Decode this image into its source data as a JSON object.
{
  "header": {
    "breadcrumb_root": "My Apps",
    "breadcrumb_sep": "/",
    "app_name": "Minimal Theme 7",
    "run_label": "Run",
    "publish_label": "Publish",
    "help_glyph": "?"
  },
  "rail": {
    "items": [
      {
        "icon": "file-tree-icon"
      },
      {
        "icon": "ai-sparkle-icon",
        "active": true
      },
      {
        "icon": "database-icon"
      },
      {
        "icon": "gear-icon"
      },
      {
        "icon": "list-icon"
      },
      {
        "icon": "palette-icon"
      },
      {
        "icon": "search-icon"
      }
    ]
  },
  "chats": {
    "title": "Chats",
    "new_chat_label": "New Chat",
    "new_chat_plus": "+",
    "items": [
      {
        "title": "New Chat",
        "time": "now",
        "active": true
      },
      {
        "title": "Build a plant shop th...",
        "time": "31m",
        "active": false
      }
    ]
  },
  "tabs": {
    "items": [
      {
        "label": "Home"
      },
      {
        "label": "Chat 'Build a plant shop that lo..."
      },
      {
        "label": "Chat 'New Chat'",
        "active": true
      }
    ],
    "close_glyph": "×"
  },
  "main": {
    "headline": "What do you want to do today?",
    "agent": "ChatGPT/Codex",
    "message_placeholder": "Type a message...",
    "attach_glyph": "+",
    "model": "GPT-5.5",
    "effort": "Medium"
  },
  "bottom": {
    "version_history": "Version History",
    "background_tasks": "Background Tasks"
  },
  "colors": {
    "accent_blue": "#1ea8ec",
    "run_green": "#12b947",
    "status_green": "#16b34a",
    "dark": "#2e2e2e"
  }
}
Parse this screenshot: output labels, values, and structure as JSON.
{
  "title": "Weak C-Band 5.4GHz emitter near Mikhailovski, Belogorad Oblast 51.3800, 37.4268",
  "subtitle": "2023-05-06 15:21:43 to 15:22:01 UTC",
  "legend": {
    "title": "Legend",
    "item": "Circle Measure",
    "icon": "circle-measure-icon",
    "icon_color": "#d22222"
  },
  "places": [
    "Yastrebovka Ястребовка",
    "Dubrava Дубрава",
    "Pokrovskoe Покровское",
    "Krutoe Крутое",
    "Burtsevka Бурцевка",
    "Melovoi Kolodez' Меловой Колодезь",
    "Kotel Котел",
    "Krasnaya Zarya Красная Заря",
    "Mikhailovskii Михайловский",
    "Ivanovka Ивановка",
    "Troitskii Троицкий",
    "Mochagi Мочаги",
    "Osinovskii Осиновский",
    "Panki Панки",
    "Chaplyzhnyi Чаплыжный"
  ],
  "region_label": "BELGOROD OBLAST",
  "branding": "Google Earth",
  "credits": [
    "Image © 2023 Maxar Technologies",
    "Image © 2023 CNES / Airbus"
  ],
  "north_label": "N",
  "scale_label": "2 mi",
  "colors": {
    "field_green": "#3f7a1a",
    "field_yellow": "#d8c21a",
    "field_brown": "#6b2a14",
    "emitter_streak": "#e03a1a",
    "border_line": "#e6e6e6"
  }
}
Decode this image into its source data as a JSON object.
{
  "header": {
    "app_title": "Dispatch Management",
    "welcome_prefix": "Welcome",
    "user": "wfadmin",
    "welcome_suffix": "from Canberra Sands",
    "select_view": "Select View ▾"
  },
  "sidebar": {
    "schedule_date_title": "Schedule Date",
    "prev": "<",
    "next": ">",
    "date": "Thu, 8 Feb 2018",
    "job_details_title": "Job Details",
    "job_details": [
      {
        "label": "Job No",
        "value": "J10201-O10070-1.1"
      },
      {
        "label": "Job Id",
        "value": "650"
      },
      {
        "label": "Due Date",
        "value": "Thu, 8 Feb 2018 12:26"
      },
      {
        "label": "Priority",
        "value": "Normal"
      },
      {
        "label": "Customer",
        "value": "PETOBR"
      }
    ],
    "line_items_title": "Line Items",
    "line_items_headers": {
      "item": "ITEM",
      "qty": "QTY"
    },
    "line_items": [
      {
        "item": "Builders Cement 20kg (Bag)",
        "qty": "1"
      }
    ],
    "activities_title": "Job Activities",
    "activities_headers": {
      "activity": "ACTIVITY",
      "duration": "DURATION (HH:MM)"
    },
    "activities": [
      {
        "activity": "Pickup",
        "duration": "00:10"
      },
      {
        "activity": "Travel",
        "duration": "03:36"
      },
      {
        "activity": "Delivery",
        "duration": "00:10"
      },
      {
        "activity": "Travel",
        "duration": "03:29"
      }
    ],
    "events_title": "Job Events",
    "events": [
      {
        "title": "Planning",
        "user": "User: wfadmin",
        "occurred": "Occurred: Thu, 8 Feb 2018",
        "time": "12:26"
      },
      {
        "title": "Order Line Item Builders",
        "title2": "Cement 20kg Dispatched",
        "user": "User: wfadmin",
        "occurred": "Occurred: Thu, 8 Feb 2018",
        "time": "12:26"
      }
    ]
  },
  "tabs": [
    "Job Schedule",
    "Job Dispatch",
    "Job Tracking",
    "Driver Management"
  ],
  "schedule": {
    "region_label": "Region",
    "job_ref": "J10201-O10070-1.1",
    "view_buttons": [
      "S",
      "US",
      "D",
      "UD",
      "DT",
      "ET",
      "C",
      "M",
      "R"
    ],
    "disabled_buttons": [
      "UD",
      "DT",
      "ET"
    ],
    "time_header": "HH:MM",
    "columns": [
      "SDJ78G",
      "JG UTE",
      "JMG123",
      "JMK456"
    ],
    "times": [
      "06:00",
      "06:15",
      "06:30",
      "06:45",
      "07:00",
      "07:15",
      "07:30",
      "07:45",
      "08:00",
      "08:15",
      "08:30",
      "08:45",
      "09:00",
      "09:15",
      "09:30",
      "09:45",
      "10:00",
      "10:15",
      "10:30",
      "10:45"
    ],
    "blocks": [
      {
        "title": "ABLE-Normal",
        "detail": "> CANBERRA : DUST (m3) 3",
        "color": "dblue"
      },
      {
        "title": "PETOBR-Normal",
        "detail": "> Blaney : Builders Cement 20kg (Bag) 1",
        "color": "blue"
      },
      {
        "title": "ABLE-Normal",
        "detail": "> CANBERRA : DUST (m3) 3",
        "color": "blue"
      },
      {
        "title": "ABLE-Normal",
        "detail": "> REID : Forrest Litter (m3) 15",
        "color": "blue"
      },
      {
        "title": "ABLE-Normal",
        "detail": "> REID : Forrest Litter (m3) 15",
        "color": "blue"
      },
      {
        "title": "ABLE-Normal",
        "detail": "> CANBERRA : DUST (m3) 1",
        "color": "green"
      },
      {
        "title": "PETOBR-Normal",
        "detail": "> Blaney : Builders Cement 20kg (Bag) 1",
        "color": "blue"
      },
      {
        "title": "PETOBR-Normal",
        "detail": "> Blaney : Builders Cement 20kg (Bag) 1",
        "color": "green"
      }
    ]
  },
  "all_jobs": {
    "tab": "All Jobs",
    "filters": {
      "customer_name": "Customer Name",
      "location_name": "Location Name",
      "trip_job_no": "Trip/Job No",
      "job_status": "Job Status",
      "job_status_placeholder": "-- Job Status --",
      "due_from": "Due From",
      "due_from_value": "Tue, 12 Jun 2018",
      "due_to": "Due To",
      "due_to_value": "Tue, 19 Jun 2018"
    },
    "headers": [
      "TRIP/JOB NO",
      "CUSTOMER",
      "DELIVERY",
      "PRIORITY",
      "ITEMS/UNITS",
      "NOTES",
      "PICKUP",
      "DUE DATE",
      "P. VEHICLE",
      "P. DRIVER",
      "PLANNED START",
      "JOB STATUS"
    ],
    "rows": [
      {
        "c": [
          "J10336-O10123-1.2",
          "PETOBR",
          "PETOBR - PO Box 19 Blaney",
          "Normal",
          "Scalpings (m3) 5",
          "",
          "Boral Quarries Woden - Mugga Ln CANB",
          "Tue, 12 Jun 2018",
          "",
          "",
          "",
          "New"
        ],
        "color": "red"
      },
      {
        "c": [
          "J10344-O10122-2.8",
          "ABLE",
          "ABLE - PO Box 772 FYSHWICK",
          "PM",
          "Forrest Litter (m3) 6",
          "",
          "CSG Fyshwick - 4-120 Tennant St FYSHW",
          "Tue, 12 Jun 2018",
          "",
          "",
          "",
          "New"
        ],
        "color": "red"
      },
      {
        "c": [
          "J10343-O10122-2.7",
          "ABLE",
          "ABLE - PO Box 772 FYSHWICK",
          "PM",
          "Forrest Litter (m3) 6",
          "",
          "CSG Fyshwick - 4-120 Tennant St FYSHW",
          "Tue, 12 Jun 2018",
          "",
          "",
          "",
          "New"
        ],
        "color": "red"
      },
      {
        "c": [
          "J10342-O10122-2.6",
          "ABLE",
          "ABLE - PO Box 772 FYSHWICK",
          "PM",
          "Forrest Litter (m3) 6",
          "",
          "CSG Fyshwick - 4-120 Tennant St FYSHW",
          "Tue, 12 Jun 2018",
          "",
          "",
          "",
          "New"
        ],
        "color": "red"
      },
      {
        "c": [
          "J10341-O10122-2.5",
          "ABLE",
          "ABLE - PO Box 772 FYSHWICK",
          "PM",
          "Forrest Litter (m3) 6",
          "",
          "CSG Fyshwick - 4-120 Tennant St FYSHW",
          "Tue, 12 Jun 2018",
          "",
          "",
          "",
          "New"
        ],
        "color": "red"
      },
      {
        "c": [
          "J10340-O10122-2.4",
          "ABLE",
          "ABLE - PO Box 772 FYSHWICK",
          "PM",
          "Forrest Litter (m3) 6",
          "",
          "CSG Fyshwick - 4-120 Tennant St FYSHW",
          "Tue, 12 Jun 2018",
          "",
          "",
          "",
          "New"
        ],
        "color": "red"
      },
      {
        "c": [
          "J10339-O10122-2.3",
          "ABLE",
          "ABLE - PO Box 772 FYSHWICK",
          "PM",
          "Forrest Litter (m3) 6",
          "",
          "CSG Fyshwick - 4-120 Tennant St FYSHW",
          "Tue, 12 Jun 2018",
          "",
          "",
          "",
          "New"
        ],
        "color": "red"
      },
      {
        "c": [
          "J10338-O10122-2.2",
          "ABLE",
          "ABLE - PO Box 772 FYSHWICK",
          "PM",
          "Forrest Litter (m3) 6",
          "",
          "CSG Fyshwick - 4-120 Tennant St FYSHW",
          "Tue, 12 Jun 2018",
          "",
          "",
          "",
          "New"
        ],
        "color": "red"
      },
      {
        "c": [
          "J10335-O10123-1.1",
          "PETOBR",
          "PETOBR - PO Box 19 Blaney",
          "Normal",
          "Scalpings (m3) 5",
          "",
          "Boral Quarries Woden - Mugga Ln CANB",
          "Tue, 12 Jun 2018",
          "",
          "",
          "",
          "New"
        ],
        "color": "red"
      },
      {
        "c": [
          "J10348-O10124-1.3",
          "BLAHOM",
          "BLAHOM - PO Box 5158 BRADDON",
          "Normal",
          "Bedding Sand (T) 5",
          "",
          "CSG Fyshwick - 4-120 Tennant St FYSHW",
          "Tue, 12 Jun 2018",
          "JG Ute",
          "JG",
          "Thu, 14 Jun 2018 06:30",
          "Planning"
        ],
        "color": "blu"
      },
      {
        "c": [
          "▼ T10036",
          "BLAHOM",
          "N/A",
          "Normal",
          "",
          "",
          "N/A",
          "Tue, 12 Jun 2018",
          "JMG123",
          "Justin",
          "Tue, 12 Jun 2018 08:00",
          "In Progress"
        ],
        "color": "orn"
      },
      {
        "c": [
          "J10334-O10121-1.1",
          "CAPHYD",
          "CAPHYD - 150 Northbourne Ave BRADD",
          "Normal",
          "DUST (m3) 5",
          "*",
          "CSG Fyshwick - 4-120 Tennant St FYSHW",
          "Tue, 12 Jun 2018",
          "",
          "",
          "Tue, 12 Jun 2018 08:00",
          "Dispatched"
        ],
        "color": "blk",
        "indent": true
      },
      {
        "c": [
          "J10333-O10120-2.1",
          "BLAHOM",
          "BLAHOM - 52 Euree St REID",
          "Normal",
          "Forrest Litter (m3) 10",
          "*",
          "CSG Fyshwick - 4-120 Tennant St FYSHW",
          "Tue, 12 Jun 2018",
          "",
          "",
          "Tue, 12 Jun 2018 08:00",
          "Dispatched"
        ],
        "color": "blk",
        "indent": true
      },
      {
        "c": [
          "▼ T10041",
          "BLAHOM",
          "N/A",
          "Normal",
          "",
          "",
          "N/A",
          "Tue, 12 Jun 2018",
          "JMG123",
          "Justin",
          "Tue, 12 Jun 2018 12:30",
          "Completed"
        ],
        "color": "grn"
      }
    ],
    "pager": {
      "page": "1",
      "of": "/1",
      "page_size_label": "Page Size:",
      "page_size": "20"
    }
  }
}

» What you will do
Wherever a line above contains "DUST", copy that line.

» Response to the task
        "detail": "> CANBERRA : DUST (m3) 3",
        "detail": "> CANBERRA : DUST (m3) 3",
        "detail": "> CANBERRA : DUST (m3) 1",
          "DUST (m3) 5",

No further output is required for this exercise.